Again, Creative Assembly have taken efforts to improve this mode from Empire: Total War, with varying success. The inclusion of Attrition, where a player will gradually suffer losses if leaving troops in harsh conditions for an extended period, and Replenishment, where, if in friendly territory, an army will slowly replenish, are great additions. Not so great is the fact that the campaign AI remains rather, for want of a better word, stupid. This has been a common problem with the last few Total War games. One can only hope that CA get around to fixing it before too much longer.
A special word should be added, at this point, regarding the multiplayer campaign. This epic undertaking is available for two players and certainly makes for an interesting experience. It does, however, boil down to defeating the other player, which limits the gameplay and the appeal. It is a nice feature though.
The final, and newest, gameplay experience to be found within Napoleon: Total War is the naval battles. Introduced in Empire: Total War, battle at sea has not been greeted with as much enthusiasm as was expected. These battles look stunning and are polished to the high standard that can be found in the rest of the game. But the reality is that Naval warfare is slow and difficult to control, especially if large numbers of vessels are involved.
Not much change has been made to this mode, with the exception of self repair. this allows damaged ships to disengage from combat and reassign crew members to repairing the ship. This is a nice addition, but doesn’t detract from the fact that the naval warfare is not that great. There are other games that perform this type of encounter far better.

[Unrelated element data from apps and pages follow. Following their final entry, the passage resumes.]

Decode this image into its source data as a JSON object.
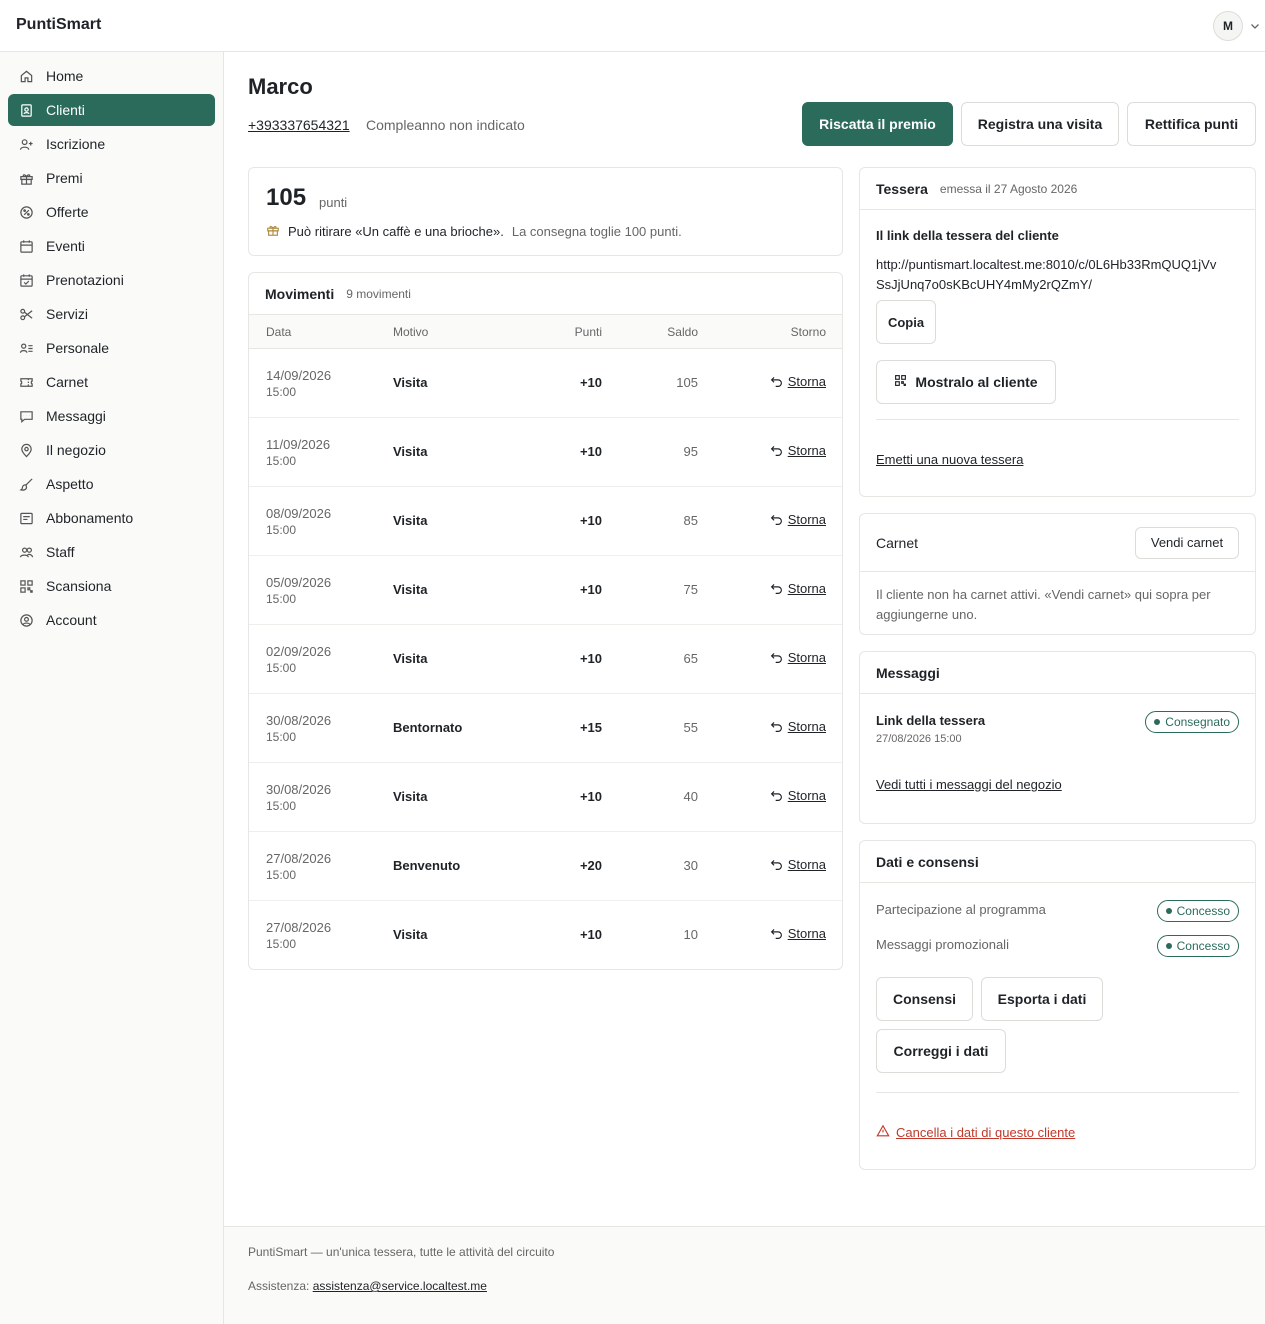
{
  "app": {
    "brand": "PuntiSmart",
    "user_initial": "M"
  },
  "sidebar": {
    "items": [
      {
        "label": "Home",
        "icon": "home-icon"
      },
      {
        "label": "Clienti",
        "icon": "contacts-icon",
        "active": true
      },
      {
        "label": "Iscrizione",
        "icon": "user-plus-icon"
      },
      {
        "label": "Premi",
        "icon": "gift-icon"
      },
      {
        "label": "Offerte",
        "icon": "percent-badge-icon"
      },
      {
        "label": "Eventi",
        "icon": "calendar-icon"
      },
      {
        "label": "Prenotazioni",
        "icon": "calendar-check-icon"
      },
      {
        "label": "Servizi",
        "icon": "scissors-icon"
      },
      {
        "label": "Personale",
        "icon": "user-list-icon"
      },
      {
        "label": "Carnet",
        "icon": "ticket-icon"
      },
      {
        "label": "Messaggi",
        "icon": "message-icon"
      },
      {
        "label": "Il negozio",
        "icon": "map-pin-icon"
      },
      {
        "label": "Aspetto",
        "icon": "brush-icon"
      },
      {
        "label": "Abbonamento",
        "icon": "receipt-icon"
      },
      {
        "label": "Staff",
        "icon": "users-icon"
      },
      {
        "label": "Scansiona",
        "icon": "qr-code-icon"
      },
      {
        "label": "Account",
        "icon": "user-circle-icon"
      }
    ]
  },
  "customer": {
    "name": "Marco",
    "phone": "+393337654321",
    "birthday": "Compleanno non indicato"
  },
  "actions": {
    "redeem": "Riscatta il premio",
    "visit": "Registra una visita",
    "adjust": "Rettifica punti"
  },
  "points": {
    "value": "105",
    "unit": "punti",
    "reward_main": "Può ritirare «Un caffè e una brioche».",
    "reward_note": "La consegna toglie 100 punti."
  },
  "movements": {
    "title": "Movimenti",
    "count": "9 movimenti",
    "columns": {
      "date": "Data",
      "reason": "Motivo",
      "points": "Punti",
      "balance": "Saldo",
      "undo": "Storno"
    },
    "undo_label": "Storna",
    "rows": [
      {
        "date": "14/09/2026",
        "time": "15:00",
        "reason": "Visita",
        "points": "+10",
        "balance": "105"
      },
      {
        "date": "11/09/2026",
        "time": "15:00",
        "reason": "Visita",
        "points": "+10",
        "balance": "95"
      },
      {
        "date": "08/09/2026",
        "time": "15:00",
        "reason": "Visita",
        "points": "+10",
        "balance": "85"
      },
      {
        "date": "05/09/2026",
        "time": "15:00",
        "reason": "Visita",
        "points": "+10",
        "balance": "75"
      },
      {
        "date": "02/09/2026",
        "time": "15:00",
        "reason": "Visita",
        "points": "+10",
        "balance": "65"
      },
      {
        "date": "30/08/2026",
        "time": "15:00",
        "reason": "Bentornato",
        "points": "+15",
        "balance": "55"
      },
      {
        "date": "30/08/2026",
        "time": "15:00",
        "reason": "Visita",
        "points": "+10",
        "balance": "40"
      },
      {
        "date": "27/08/2026",
        "time": "15:00",
        "reason": "Benvenuto",
        "points": "+20",
        "balance": "30"
      },
      {
        "date": "27/08/2026",
        "time": "15:00",
        "reason": "Visita",
        "points": "+10",
        "balance": "10"
      }
    ]
  },
  "card": {
    "title": "Tessera",
    "issued": "emessa il 27 Agosto 2026",
    "link_label": "Il link della tessera del cliente",
    "link_line1": "http://puntismart.localtest.me:8010/c/0L6Hb33RmQUQ1jVv",
    "link_line2": "SsJjUnq7o0sKBcUHY4mMy2rQZmY/",
    "copy": "Copia",
    "show": "Mostralo al cliente",
    "new_card": "Emetti una nuova tessera"
  },
  "carnet": {
    "title": "Carnet",
    "sell": "Vendi carnet",
    "empty_line1": "Il cliente non ha carnet attivi. «Vendi carnet» qui sopra per",
    "empty_line2": "aggiungerne uno."
  },
  "messages": {
    "title": "Messaggi",
    "item_title": "Link della tessera",
    "item_time": "27/08/2026 15:00",
    "item_status": "Consegnato",
    "all_link": "Vedi tutti i messaggi del negozio"
  },
  "consents": {
    "title": "Dati e consensi",
    "program_label": "Partecipazione al programma",
    "program_status": "Concesso",
    "promo_label": "Messaggi promozionali",
    "promo_status": "Concesso",
    "btn_consents": "Consensi",
    "btn_export": "Esporta i dati",
    "btn_fix": "Correggi i dati",
    "delete": "Cancella i dati di questo cliente"
  },
  "footer": {
    "tagline": "PuntiSmart — un'unica tessera, tutte le attività del circuito",
    "support_label": "Assistenza:",
    "support_email": "assistenza@service.localtest.me"
  },
  "colors": {
    "accent": "#2b6b5b",
    "danger": "#c0392b",
    "gift": "#b08a3e"
  }
}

With a few worthwhile improvements over Empire, Napoleon: Total War is certainly the best installment so far in the TW series. Looking and sounding great, the game really does immerse the player into the warfare of this era. Although not as large as the previous game, it is priced to reflect this, and so offers real value for money. Napoleon: Total War should hold pride of place on any strategy lovers game shelf.